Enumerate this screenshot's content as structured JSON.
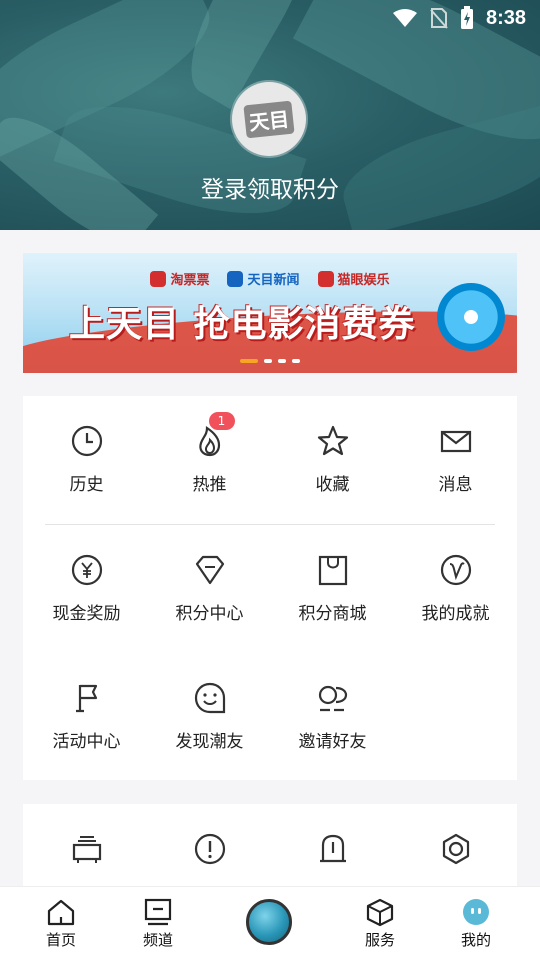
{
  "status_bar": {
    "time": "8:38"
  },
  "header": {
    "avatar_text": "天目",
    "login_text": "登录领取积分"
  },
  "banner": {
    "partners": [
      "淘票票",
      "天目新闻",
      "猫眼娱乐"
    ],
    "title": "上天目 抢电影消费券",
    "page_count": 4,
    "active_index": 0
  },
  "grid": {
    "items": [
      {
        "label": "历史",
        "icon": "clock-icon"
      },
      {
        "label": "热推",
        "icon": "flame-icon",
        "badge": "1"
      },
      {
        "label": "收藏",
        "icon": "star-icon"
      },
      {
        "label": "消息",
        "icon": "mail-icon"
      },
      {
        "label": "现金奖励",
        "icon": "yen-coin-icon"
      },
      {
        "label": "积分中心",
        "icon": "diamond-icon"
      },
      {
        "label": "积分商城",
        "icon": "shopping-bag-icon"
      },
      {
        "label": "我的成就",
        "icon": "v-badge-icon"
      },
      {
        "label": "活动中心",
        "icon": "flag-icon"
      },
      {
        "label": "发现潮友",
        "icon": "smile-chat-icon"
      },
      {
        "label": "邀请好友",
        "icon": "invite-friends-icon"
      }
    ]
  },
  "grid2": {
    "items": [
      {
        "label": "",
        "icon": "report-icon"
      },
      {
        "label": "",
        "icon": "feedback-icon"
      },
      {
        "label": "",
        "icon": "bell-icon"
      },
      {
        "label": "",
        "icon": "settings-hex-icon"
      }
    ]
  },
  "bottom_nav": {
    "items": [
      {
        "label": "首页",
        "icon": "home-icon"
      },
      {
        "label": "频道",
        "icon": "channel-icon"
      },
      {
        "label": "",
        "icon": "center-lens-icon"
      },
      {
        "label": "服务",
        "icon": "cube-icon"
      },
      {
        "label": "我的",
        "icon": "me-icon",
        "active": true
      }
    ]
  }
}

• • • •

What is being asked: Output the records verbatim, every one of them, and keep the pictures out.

Task response:
Enumerate this screenshot's content as structured JSON.
{
  "status_bar": {
    "time": "8:38"
  },
  "header": {
    "avatar_text": "天目",
    "login_text": "登录领取积分"
  },
  "banner": {
    "partners": [
      "淘票票",
      "天目新闻",
      "猫眼娱乐"
    ],
    "title": "上天目 抢电影消费券",
    "page_count": 4,
    "active_index": 0
  },
  "grid": {
    "items": [
      {
        "label": "历史",
        "icon": "clock-icon"
      },
      {
        "label": "热推",
        "icon": "flame-icon",
        "badge": "1"
      },
      {
        "label": "收藏",
        "icon": "star-icon"
      },
      {
        "label": "消息",
        "icon": "mail-icon"
      },
      {
        "label": "现金奖励",
        "icon": "yen-coin-icon"
      },
      {
        "label": "积分中心",
        "icon": "diamond-icon"
      },
      {
        "label": "积分商城",
        "icon": "shopping-bag-icon"
      },
      {
        "label": "我的成就",
        "icon": "v-badge-icon"
      },
      {
        "label": "活动中心",
        "icon": "flag-icon"
      },
      {
        "label": "发现潮友",
        "icon": "smile-chat-icon"
      },
      {
        "label": "邀请好友",
        "icon": "invite-friends-icon"
      }
    ]
  },
  "grid2": {
    "items": [
      {
        "label": "",
        "icon": "report-icon"
      },
      {
        "label": "",
        "icon": "feedback-icon"
      },
      {
        "label": "",
        "icon": "bell-icon"
      },
      {
        "label": "",
        "icon": "settings-hex-icon"
      }
    ]
  },
  "bottom_nav": {
    "items": [
      {
        "label": "首页",
        "icon": "home-icon"
      },
      {
        "label": "频道",
        "icon": "channel-icon"
      },
      {
        "label": "",
        "icon": "center-lens-icon"
      },
      {
        "label": "服务",
        "icon": "cube-icon"
      },
      {
        "label": "我的",
        "icon": "me-icon",
        "active": true
      }
    ]
  }
}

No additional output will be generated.